But the ultimate embarrassment, and the ultimate setback for the VTGOP, would be losing their power to sustain vetoes. If that happens, even if Scott is reelected, his second term could turn into one long battle with emboldened legislative opposition.
Congressman 1 Percenter
Dr. Dan Freilich, the feisty Democratic challenger to Congressman Welch, is seeking to capitalize on recent reports that put the incumbent in a bad light. A May 13 story in the Washington Post identified several members of Congress who faced outsider challenges based on campaign finance issues — specifically, those who benefited financially from drug makers and sponsored a bill that, some argue, makes it more difficult for the feds to block trafficking in prescription opioids.
The article named Welch as accepting $79,000 in campaign contributions from drug makers and trading more than half a million dollars' worth of stock in drugstore chain Rite Aid.
"My priority is to get money out of politics as much as I can," Freilich said. "I was aware of Welch's corporate donations, but I wasn't aware of his personal enrichment."
Welch said he bought the Rite Aid shares before he was elected to Congress, and sold his interest in 2016. But he held them for nine years in Congress when he was playing a significant role in health care policy.
"He's either disingenuous or isn't even aware," asserted Freilich. "Even if there's no quid pro quo, there is the appearance of impropriety."
Welch acknowledged that appearances are a problem and argued that he has taken steps to avoid such entanglements, including shifting his portfolio to mutual funds that include numerous stocks.
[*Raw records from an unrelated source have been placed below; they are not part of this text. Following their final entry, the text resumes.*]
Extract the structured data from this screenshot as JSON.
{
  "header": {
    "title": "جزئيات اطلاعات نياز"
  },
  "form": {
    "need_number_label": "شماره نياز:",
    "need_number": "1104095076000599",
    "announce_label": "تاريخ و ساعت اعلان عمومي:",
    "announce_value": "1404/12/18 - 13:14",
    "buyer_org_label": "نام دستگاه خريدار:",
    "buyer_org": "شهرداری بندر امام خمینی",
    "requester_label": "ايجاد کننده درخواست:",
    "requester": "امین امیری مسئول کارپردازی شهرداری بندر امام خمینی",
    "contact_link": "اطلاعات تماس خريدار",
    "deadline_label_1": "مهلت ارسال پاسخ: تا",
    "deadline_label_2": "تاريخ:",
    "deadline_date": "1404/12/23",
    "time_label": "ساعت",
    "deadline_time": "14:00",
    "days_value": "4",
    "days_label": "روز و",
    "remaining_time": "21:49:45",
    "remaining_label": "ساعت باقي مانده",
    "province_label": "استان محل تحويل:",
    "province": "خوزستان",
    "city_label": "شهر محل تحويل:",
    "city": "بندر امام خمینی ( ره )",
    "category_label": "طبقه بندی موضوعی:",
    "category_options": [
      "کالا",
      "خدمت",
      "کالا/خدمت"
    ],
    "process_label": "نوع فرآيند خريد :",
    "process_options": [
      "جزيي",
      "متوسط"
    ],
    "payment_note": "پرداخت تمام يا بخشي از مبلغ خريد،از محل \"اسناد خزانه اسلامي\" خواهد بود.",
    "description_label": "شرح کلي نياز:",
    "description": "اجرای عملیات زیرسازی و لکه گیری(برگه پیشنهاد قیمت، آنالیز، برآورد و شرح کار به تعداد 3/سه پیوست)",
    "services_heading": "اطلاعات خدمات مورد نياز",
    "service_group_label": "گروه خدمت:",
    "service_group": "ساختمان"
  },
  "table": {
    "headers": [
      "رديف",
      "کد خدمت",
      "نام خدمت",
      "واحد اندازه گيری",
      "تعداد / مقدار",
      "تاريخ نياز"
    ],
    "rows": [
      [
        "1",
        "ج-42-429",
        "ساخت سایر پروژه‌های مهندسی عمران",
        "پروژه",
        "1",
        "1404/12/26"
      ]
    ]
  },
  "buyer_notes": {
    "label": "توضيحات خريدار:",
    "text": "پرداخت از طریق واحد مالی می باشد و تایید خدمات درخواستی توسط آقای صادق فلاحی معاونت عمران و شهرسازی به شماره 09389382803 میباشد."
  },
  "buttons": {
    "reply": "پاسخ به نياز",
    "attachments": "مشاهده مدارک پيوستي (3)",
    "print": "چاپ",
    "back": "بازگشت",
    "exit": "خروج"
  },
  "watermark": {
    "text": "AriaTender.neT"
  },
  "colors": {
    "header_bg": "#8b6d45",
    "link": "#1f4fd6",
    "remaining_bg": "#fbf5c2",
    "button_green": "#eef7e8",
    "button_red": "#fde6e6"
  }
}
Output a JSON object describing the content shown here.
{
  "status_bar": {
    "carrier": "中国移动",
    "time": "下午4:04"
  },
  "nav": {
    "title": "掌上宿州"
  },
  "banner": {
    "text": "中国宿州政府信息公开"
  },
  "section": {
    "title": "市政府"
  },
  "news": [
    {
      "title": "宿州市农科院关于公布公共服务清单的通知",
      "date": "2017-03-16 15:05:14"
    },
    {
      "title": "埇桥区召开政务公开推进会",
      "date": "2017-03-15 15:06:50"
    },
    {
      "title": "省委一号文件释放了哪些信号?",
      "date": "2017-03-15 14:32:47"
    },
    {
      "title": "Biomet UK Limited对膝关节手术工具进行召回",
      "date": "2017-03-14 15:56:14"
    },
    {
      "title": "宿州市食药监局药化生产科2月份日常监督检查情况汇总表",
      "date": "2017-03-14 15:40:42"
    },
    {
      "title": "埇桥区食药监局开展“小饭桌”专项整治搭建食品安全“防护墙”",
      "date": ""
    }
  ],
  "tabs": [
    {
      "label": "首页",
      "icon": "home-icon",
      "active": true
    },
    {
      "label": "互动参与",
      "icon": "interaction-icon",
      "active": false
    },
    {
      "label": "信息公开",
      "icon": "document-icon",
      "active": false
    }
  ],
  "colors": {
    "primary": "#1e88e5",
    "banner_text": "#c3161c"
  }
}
"Ninety-four percent of what I own is in managed funds" rather than individual corporate stocks, he said, adding that he has told his investment adviser not to buy pharma stocks.
Welch's latest financial disclosure, for 2016, backs up his assertion. He owns diverse holdings across a broad spectrum of market sectors. And he owns a lot; his 2016 disclosure lists 139 separate funds and stocks.
The bottom line: Welch is a multimillionaire. His financial disclosure lists each investment within a wide range of value — say, between $1,001 and $15,000. If you take the low end of each holding, you get a healthy $2.7 million. The maximum amounts add up to $7.16 million.
Has Welch done enough? Mutual funds remove the connection to an individual company, but if he buys a Pharma sector fund, he still has an interest in the well-being of the industry — which is often at odds with health care reform efforts. A multimillionaire with extensive investments can be a champion of progressive ideas. But still, there are appearances of conflict and subtle ways that substantial wealth changes one's point of view.